* **PROBLEM DESCRIPTION**: The data below must be returned in full and exactly.

(EXERCISE MATERIAL)

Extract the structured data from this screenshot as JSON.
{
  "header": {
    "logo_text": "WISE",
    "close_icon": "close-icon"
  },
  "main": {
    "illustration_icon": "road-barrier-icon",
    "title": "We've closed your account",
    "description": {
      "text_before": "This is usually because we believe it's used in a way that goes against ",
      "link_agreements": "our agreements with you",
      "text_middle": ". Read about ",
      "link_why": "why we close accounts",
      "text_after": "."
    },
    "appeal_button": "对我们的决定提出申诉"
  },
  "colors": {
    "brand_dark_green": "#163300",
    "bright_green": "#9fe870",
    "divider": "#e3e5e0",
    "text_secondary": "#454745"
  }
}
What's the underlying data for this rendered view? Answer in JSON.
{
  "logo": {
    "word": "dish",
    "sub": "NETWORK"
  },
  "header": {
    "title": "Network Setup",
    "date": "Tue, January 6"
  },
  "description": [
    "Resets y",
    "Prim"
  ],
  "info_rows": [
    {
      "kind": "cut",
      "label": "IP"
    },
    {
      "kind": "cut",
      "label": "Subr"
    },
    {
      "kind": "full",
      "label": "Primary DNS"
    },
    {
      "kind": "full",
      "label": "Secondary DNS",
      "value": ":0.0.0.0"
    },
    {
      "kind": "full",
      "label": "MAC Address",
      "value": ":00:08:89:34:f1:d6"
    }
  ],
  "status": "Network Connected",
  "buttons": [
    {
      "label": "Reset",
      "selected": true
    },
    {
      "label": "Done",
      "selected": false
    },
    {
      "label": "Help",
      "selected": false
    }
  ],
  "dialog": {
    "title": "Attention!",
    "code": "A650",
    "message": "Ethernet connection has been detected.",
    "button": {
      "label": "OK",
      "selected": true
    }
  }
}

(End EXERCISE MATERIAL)

* **RESPONSE**:
Extract the structured data from this screenshot as JSON.
{
  "header": {
    "logo_text": "WISE",
    "close_icon": "close-icon"
  },
  "main": {
    "illustration_icon": "road-barrier-icon",
    "title": "We've closed your account",
    "description": {
      "text_before": "This is usually because we believe it's used in a way that goes against ",
      "link_agreements": "our agreements with you",
      "text_middle": ". Read about ",
      "link_why": "why we close accounts",
      "text_after": "."
    },
    "appeal_button": "对我们的决定提出申诉"
  },
  "colors": {
    "brand_dark_green": "#163300",
    "bright_green": "#9fe870",
    "divider": "#e3e5e0",
    "text_secondary": "#454745"
  }
}
What's the underlying data for this rendered view? Answer in JSON.
{
  "logo": {
    "word": "dish",
    "sub": "NETWORK"
  },
  "header": {
    "title": "Network Setup",
    "date": "Tue, January 6"
  },
  "description": [
    "Resets y",
    "Prim"
  ],
  "info_rows": [
    {
      "kind": "cut",
      "label": "IP"
    },
    {
      "kind": "cut",
      "label": "Subr"
    },
    {
      "kind": "full",
      "label": "Primary DNS"
    },
    {
      "kind": "full",
      "label": "Secondary DNS",
      "value": ":0.0.0.0"
    },
    {
      "kind": "full",
      "label": "MAC Address",
      "value": ":00:08:89:34:f1:d6"
    }
  ],
  "status": "Network Connected",
  "buttons": [
    {
      "label": "Reset",
      "selected": true
    },
    {
      "label": "Done",
      "selected": false
    },
    {
      "label": "Help",
      "selected": false
    }
  ],
  "dialog": {
    "title": "Attention!",
    "code": "A650",
    "message": "Ethernet connection has been detected.",
    "button": {
      "label": "OK",
      "selected": true
    }
  }
}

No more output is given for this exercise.